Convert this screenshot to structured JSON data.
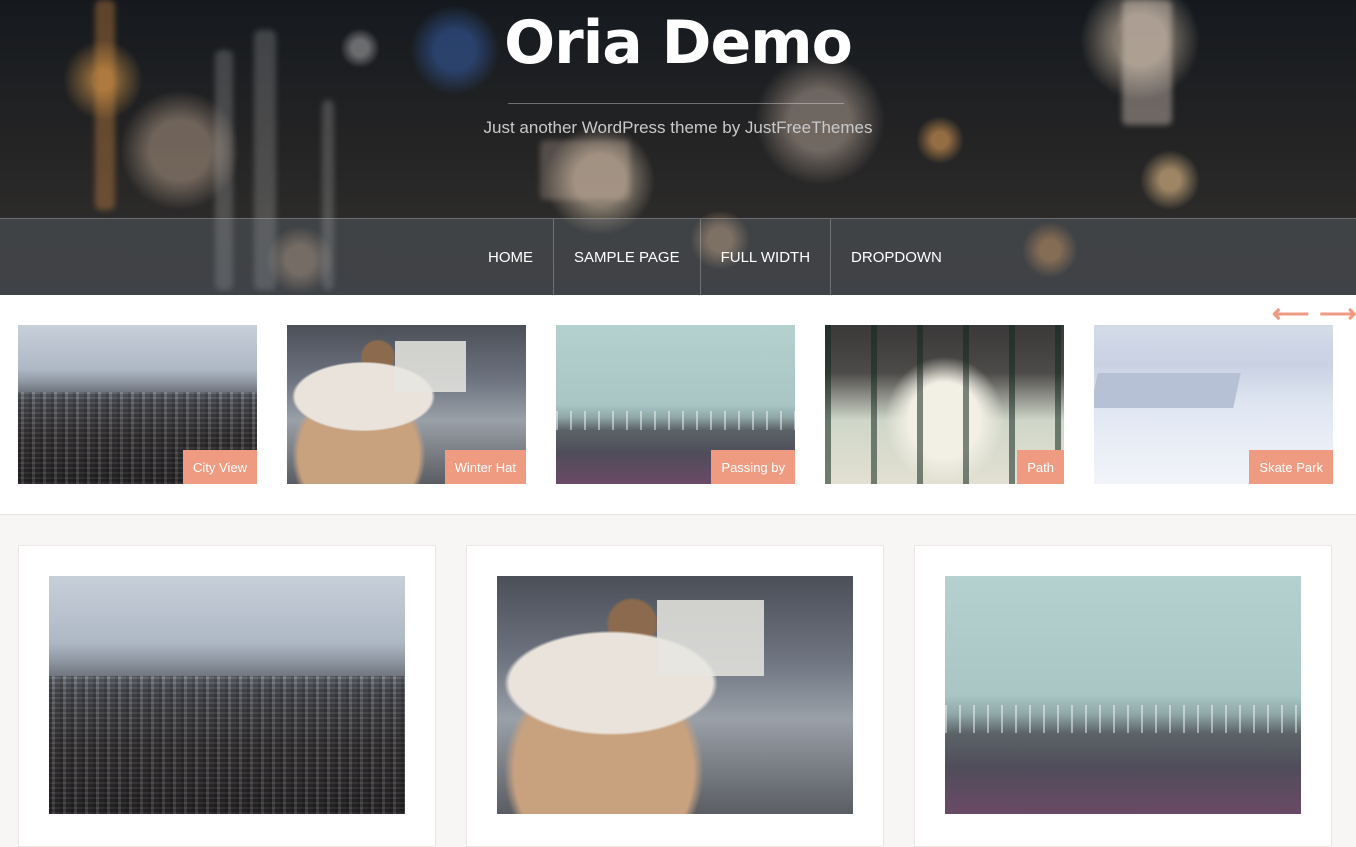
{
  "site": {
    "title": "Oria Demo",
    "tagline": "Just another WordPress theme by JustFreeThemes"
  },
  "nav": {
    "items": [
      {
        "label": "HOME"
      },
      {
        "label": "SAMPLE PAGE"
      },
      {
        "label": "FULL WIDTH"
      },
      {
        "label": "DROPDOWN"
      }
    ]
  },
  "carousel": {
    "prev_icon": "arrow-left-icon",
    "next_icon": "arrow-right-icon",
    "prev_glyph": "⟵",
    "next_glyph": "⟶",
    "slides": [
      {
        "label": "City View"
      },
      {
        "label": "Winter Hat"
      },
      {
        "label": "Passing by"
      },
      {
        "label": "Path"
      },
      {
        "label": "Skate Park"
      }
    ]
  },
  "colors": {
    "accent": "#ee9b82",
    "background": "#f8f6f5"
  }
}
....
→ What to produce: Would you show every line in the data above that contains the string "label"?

→ Your solution:
        "label": "HOME"
        "label": "SAMPLE PAGE"
        "label": "FULL WIDTH"
        "label": "DROPDOWN"
        "label": "City View"
        "label": "Winter Hat"
        "label": "Passing by"
        "label": "Path"
        "label": "Skate Park"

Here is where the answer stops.